Problem to solve: Copy every line of the data in which the word "coin" occurs.

Extracted records
BEGIN

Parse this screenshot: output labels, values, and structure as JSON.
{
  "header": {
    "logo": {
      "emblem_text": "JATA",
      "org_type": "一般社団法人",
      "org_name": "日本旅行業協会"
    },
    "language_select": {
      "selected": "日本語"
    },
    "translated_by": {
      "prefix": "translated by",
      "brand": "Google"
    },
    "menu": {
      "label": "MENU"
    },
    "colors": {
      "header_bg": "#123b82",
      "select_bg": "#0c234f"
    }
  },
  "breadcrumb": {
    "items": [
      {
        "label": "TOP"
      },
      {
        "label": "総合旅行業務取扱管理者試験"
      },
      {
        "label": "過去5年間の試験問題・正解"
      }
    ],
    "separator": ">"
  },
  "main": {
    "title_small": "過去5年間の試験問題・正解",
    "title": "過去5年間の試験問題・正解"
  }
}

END
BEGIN

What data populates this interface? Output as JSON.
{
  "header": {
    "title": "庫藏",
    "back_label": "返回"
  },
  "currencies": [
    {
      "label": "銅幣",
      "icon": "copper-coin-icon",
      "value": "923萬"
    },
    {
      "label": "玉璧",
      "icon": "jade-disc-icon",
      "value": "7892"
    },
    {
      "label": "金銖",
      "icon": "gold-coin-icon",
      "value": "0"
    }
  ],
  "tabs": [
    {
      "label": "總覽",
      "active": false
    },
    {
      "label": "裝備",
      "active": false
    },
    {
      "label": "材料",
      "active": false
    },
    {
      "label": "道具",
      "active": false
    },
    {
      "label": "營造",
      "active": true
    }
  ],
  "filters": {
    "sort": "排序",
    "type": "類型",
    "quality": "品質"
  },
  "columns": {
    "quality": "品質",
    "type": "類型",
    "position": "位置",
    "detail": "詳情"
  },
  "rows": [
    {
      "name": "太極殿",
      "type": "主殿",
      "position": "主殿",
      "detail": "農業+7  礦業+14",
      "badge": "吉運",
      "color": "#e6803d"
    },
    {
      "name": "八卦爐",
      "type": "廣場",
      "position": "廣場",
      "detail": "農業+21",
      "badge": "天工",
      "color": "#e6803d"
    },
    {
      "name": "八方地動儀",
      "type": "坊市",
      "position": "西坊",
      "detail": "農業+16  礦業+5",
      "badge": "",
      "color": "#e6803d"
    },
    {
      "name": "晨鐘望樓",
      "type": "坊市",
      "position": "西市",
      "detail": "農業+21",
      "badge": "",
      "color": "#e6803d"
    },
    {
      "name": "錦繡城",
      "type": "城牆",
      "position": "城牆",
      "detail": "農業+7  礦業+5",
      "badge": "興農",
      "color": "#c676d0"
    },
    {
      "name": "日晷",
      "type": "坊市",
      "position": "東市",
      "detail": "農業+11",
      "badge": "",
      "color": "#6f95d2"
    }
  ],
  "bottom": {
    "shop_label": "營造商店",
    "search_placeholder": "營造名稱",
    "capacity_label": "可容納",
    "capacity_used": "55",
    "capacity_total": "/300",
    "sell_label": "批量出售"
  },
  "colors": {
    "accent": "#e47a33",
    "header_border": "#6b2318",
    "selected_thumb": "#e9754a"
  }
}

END

Problem solution:
      "icon": "copper-coin-icon",
      "icon": "gold-coin-icon",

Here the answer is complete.